▶ [What to produce] Return the records below in full. Keep every word exact and skip the images.

┌──

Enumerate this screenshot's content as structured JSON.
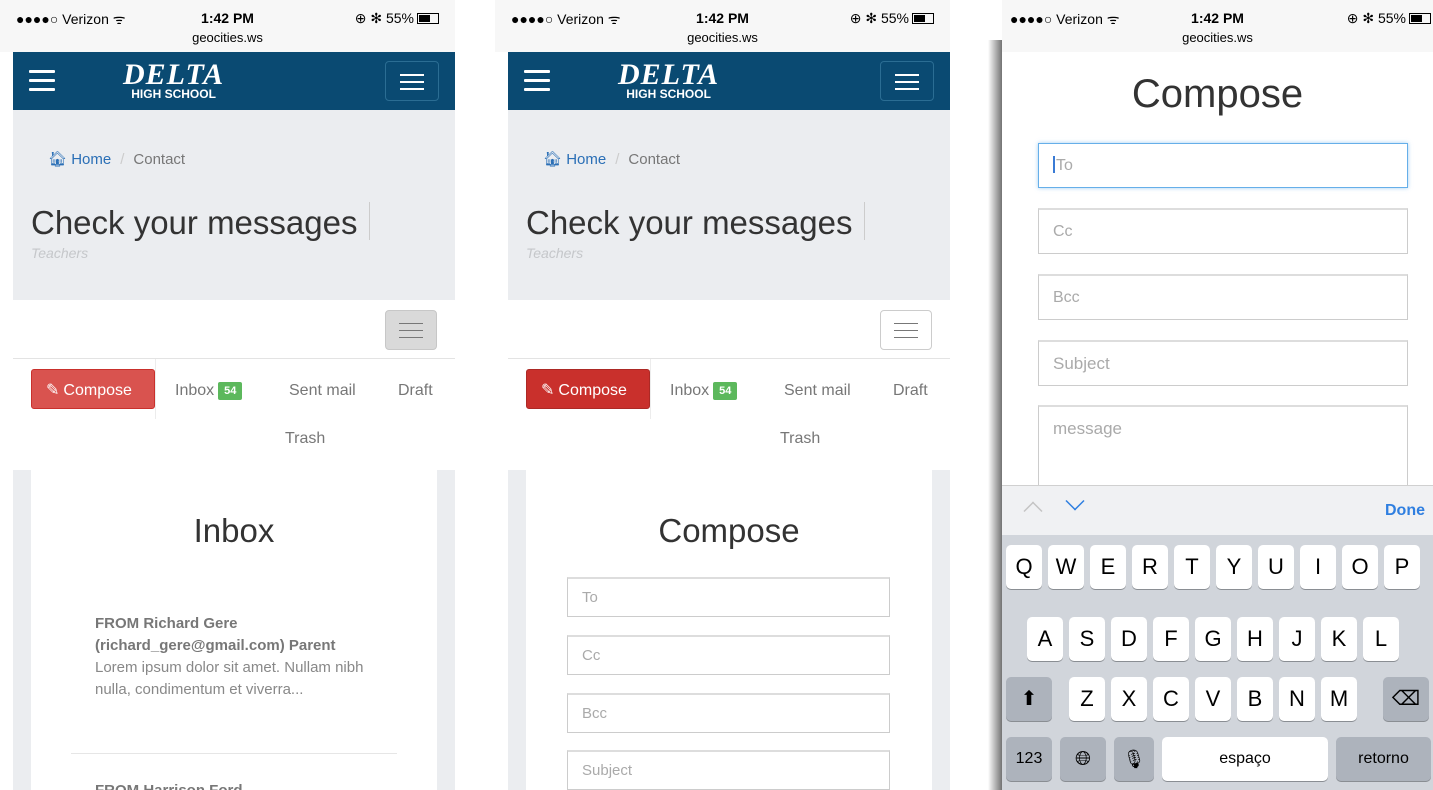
{
  "status_bar": {
    "carrier": "●●●●○ Verizon ᯤ",
    "time": "1:42 PM",
    "right": "⊕ ✻ 55%",
    "url": "geocities.ws"
  },
  "navbar": {
    "logo_big": "DELTA",
    "logo_small": "HIGH SCHOOL",
    "color": "#0a4a72"
  },
  "breadcrumb": {
    "home": "Home",
    "current": "Contact"
  },
  "page": {
    "title": "Check your messages",
    "subtitle": "Teachers"
  },
  "mail_nav": {
    "compose": "Compose",
    "inbox": "Inbox",
    "inbox_count": "54",
    "sent": "Sent mail",
    "draft": "Draft",
    "trash": "Trash"
  },
  "inbox": {
    "title": "Inbox",
    "message1_from": "FROM Richard Gere (richard_gere@gmail.com) Parent",
    "message1_preview": "Lorem ipsum dolor sit amet. Nullam nibh nulla, condimentum et viverra...",
    "message2_from": "FROM Harrison Ford"
  },
  "compose_form": {
    "title": "Compose",
    "to": "To",
    "cc": "Cc",
    "bcc": "Bcc",
    "subject": "Subject",
    "message": "message"
  },
  "keyboard": {
    "done": "Done",
    "row1": [
      "Q",
      "W",
      "E",
      "R",
      "T",
      "Y",
      "U",
      "I",
      "O",
      "P"
    ],
    "row2": [
      "A",
      "S",
      "D",
      "F",
      "G",
      "H",
      "J",
      "K",
      "L"
    ],
    "row3": [
      "Z",
      "X",
      "C",
      "V",
      "B",
      "N",
      "M"
    ],
    "numbers": "123",
    "space": "espaço",
    "return": "retorno"
  },
  "colors": {
    "danger": "#d9534f",
    "badge": "#5cb85c",
    "link": "#2a6fb6",
    "ios_blue": "#2f7fe0"
  }
}
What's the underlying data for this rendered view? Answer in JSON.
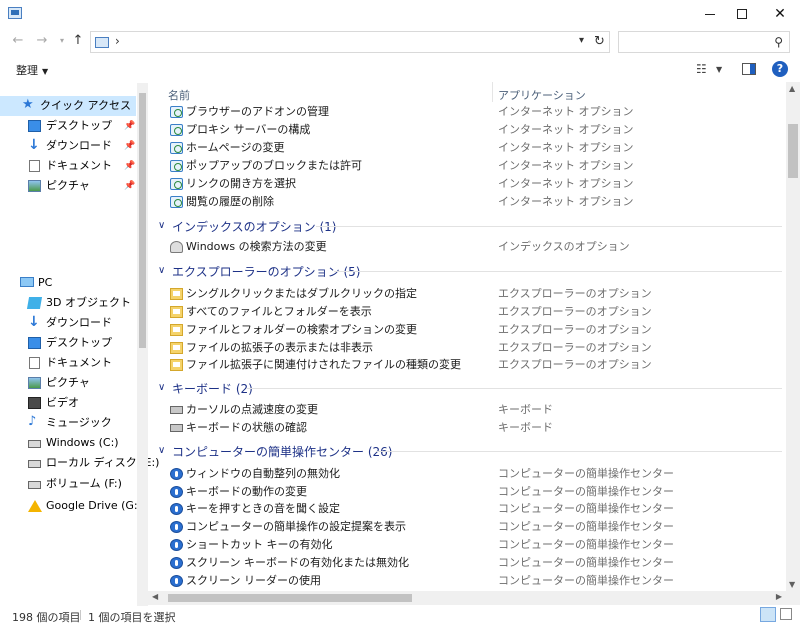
{
  "window": {
    "minimize_glyph": "",
    "close_glyph": "✕"
  },
  "address": {
    "chevron": "›",
    "value": ""
  },
  "search": {
    "placeholder": ""
  },
  "toolbar": {
    "organize_label": "整理",
    "organize_dropdown": "▼"
  },
  "nav": {
    "quick_access": {
      "label": "クイック アクセス",
      "items": [
        {
          "label": "デスクトップ",
          "icon": "desktop-icon",
          "pinned": true
        },
        {
          "label": "ダウンロード",
          "icon": "download-icon",
          "pinned": true
        },
        {
          "label": "ドキュメント",
          "icon": "document-icon",
          "pinned": true
        },
        {
          "label": "ピクチャ",
          "icon": "pictures-icon",
          "pinned": true
        }
      ]
    },
    "pc": {
      "label": "PC",
      "items": [
        {
          "label": "3D オブジェクト",
          "icon": "3d-objects-icon"
        },
        {
          "label": "ダウンロード",
          "icon": "download-icon"
        },
        {
          "label": "デスクトップ",
          "icon": "desktop-icon"
        },
        {
          "label": "ドキュメント",
          "icon": "document-icon"
        },
        {
          "label": "ピクチャ",
          "icon": "pictures-icon"
        },
        {
          "label": "ビデオ",
          "icon": "video-icon"
        },
        {
          "label": "ミュージック",
          "icon": "music-icon"
        },
        {
          "label": "Windows (C:)",
          "icon": "drive-icon"
        },
        {
          "label": "ローカル ディスク (E:)",
          "icon": "drive-icon"
        },
        {
          "label": "ボリューム (F:)",
          "icon": "drive-icon"
        },
        {
          "label": "Google Drive (G:)",
          "icon": "google-drive-icon"
        }
      ]
    }
  },
  "columns": {
    "name": "名前",
    "category": "アプリケーション"
  },
  "top_rows": [
    {
      "name": "ブラウザーのアドオンの管理",
      "category": "インターネット オプション"
    },
    {
      "name": "プロキシ サーバーの構成",
      "category": "インターネット オプション"
    },
    {
      "name": "ホームページの変更",
      "category": "インターネット オプション"
    },
    {
      "name": "ポップアップのブロックまたは許可",
      "category": "インターネット オプション"
    },
    {
      "name": "リンクの開き方を選択",
      "category": "インターネット オプション"
    },
    {
      "name": "閲覧の履歴の削除",
      "category": "インターネット オプション"
    }
  ],
  "groups": [
    {
      "title": "インデックスのオプション (1)",
      "icon": "search-options-icon",
      "rows": [
        {
          "name": "Windows の検索方法の変更",
          "category": "インデックスのオプション"
        }
      ]
    },
    {
      "title": "エクスプローラーのオプション (5)",
      "icon": "folder-options-icon",
      "rows": [
        {
          "name": "シングルクリックまたはダブルクリックの指定",
          "category": "エクスプローラーのオプション"
        },
        {
          "name": "すべてのファイルとフォルダーを表示",
          "category": "エクスプローラーのオプション"
        },
        {
          "name": "ファイルとフォルダーの検索オプションの変更",
          "category": "エクスプローラーのオプション"
        },
        {
          "name": "ファイルの拡張子の表示または非表示",
          "category": "エクスプローラーのオプション"
        },
        {
          "name": "ファイル拡張子に関連付けされたファイルの種類の変更",
          "category": "エクスプローラーのオプション"
        }
      ]
    },
    {
      "title": "キーボード (2)",
      "icon": "keyboard-icon",
      "rows": [
        {
          "name": "カーソルの点滅速度の変更",
          "category": "キーボード"
        },
        {
          "name": "キーボードの状態の確認",
          "category": "キーボード"
        }
      ]
    },
    {
      "title": "コンピューターの簡単操作センター (26)",
      "icon": "ease-of-access-icon",
      "rows": [
        {
          "name": "ウィンドウの自動整列の無効化",
          "category": "コンピューターの簡単操作センター"
        },
        {
          "name": "キーボードの動作の変更",
          "category": "コンピューターの簡単操作センター"
        },
        {
          "name": "キーを押すときの音を聞く設定",
          "category": "コンピューターの簡単操作センター"
        },
        {
          "name": "コンピューターの簡単操作の設定提案を表示",
          "category": "コンピューターの簡単操作センター"
        },
        {
          "name": "ショートカット キーの有効化",
          "category": "コンピューターの簡単操作センター"
        },
        {
          "name": "スクリーン キーボードの有効化または無効化",
          "category": "コンピューターの簡単操作センター"
        },
        {
          "name": "スクリーン リーダーの使用",
          "category": "コンピューターの簡単操作センター"
        }
      ]
    }
  ],
  "status": {
    "item_count": "198 個の項目",
    "selected": "1 個の項目を選択"
  },
  "colors": {
    "group_title": "#1e3287",
    "selection": "#cce8ff",
    "help": "#1f5fbf"
  }
}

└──

▶ [Solution to the problem]
Enumerate this screenshot's content as structured JSON.
{
  "status_bar": {
    "carrier": "●●●●○ Verizon ᯤ",
    "time": "1:42 PM",
    "right": "⊕ ✻ 55%",
    "url": "geocities.ws"
  },
  "navbar": {
    "logo_big": "DELTA",
    "logo_small": "HIGH SCHOOL",
    "color": "#0a4a72"
  },
  "breadcrumb": {
    "home": "Home",
    "current": "Contact"
  },
  "page": {
    "title": "Check your messages",
    "subtitle": "Teachers"
  },
  "mail_nav": {
    "compose": "Compose",
    "inbox": "Inbox",
    "inbox_count": "54",
    "sent": "Sent mail",
    "draft": "Draft",
    "trash": "Trash"
  },
  "inbox": {
    "title": "Inbox",
    "message1_from": "FROM Richard Gere (richard_gere@gmail.com) Parent",
    "message1_preview": "Lorem ipsum dolor sit amet. Nullam nibh nulla, condimentum et viverra...",
    "message2_from": "FROM Harrison Ford"
  },
  "compose_form": {
    "title": "Compose",
    "to": "To",
    "cc": "Cc",
    "bcc": "Bcc",
    "subject": "Subject",
    "message": "message"
  },
  "keyboard": {
    "done": "Done",
    "row1": [
      "Q",
      "W",
      "E",
      "R",
      "T",
      "Y",
      "U",
      "I",
      "O",
      "P"
    ],
    "row2": [
      "A",
      "S",
      "D",
      "F",
      "G",
      "H",
      "J",
      "K",
      "L"
    ],
    "row3": [
      "Z",
      "X",
      "C",
      "V",
      "B",
      "N",
      "M"
    ],
    "numbers": "123",
    "space": "espaço",
    "return": "retorno"
  },
  "colors": {
    "danger": "#d9534f",
    "badge": "#5cb85c",
    "link": "#2a6fb6",
    "ios_blue": "#2f7fe0"
  }
}
What's the underlying data for this rendered view? Answer in JSON.
{
  "window": {
    "minimize_glyph": "",
    "close_glyph": "✕"
  },
  "address": {
    "chevron": "›",
    "value": ""
  },
  "search": {
    "placeholder": ""
  },
  "toolbar": {
    "organize_label": "整理",
    "organize_dropdown": "▼"
  },
  "nav": {
    "quick_access": {
      "label": "クイック アクセス",
      "items": [
        {
          "label": "デスクトップ",
          "icon": "desktop-icon",
          "pinned": true
        },
        {
          "label": "ダウンロード",
          "icon": "download-icon",
          "pinned": true
        },
        {
          "label": "ドキュメント",
          "icon": "document-icon",
          "pinned": true
        },
        {
          "label": "ピクチャ",
          "icon": "pictures-icon",
          "pinned": true
        }
      ]
    },
    "pc": {
      "label": "PC",
      "items": [
        {
          "label": "3D オブジェクト",
          "icon": "3d-objects-icon"
        },
        {
          "label": "ダウンロード",
          "icon": "download-icon"
        },
        {
          "label": "デスクトップ",
          "icon": "desktop-icon"
        },
        {
          "label": "ドキュメント",
          "icon": "document-icon"
        },
        {
          "label": "ピクチャ",
          "icon": "pictures-icon"
        },
        {
          "label": "ビデオ",
          "icon": "video-icon"
        },
        {
          "label": "ミュージック",
          "icon": "music-icon"
        },
        {
          "label": "Windows (C:)",
          "icon": "drive-icon"
        },
        {
          "label": "ローカル ディスク (E:)",
          "icon": "drive-icon"
        },
        {
          "label": "ボリューム (F:)",
          "icon": "drive-icon"
        },
        {
          "label": "Google Drive (G:)",
          "icon": "google-drive-icon"
        }
      ]
    }
  },
  "columns": {
    "name": "名前",
    "category": "アプリケーション"
  },
  "top_rows": [
    {
      "name": "ブラウザーのアドオンの管理",
      "category": "インターネット オプション"
    },
    {
      "name": "プロキシ サーバーの構成",
      "category": "インターネット オプション"
    },
    {
      "name": "ホームページの変更",
      "category": "インターネット オプション"
    },
    {
      "name": "ポップアップのブロックまたは許可",
      "category": "インターネット オプション"
    },
    {
      "name": "リンクの開き方を選択",
      "category": "インターネット オプション"
    },
    {
      "name": "閲覧の履歴の削除",
      "category": "インターネット オプション"
    }
  ],
  "groups": [
    {
      "title": "インデックスのオプション (1)",
      "icon": "search-options-icon",
      "rows": [
        {
          "name": "Windows の検索方法の変更",
          "category": "インデックスのオプション"
        }
      ]
    },
    {
      "title": "エクスプローラーのオプション (5)",
      "icon": "folder-options-icon",
      "rows": [
        {
          "name": "シングルクリックまたはダブルクリックの指定",
          "category": "エクスプローラーのオプション"
        },
        {
          "name": "すべてのファイルとフォルダーを表示",
          "category": "エクスプローラーのオプション"
        },
        {
          "name": "ファイルとフォルダーの検索オプションの変更",
          "category": "エクスプローラーのオプション"
        },
        {
          "name": "ファイルの拡張子の表示または非表示",
          "category": "エクスプローラーのオプション"
        },
        {
          "name": "ファイル拡張子に関連付けされたファイルの種類の変更",
          "category": "エクスプローラーのオプション"
        }
      ]
    },
    {
      "title": "キーボード (2)",
      "icon": "keyboard-icon",
      "rows": [
        {
          "name": "カーソルの点滅速度の変更",
          "category": "キーボード"
        },
        {
          "name": "キーボードの状態の確認",
          "category": "キーボード"
        }
      ]
    },
    {
      "title": "コンピューターの簡単操作センター (26)",
      "icon": "ease-of-access-icon",
      "rows": [
        {
          "name": "ウィンドウの自動整列の無効化",
          "category": "コンピューターの簡単操作センター"
        },
        {
          "name": "キーボードの動作の変更",
          "category": "コンピューターの簡単操作センター"
        },
        {
          "name": "キーを押すときの音を聞く設定",
          "category": "コンピューターの簡単操作センター"
        },
        {
          "name": "コンピューターの簡単操作の設定提案を表示",
          "category": "コンピューターの簡単操作センター"
        },
        {
          "name": "ショートカット キーの有効化",
          "category": "コンピューターの簡単操作センター"
        },
        {
          "name": "スクリーン キーボードの有効化または無効化",
          "category": "コンピューターの簡単操作センター"
        },
        {
          "name": "スクリーン リーダーの使用",
          "category": "コンピューターの簡単操作センター"
        }
      ]
    }
  ],
  "status": {
    "item_count": "198 個の項目",
    "selected": "1 個の項目を選択"
  },
  "colors": {
    "group_title": "#1e3287",
    "selection": "#cce8ff",
    "help": "#1f5fbf"
  }
}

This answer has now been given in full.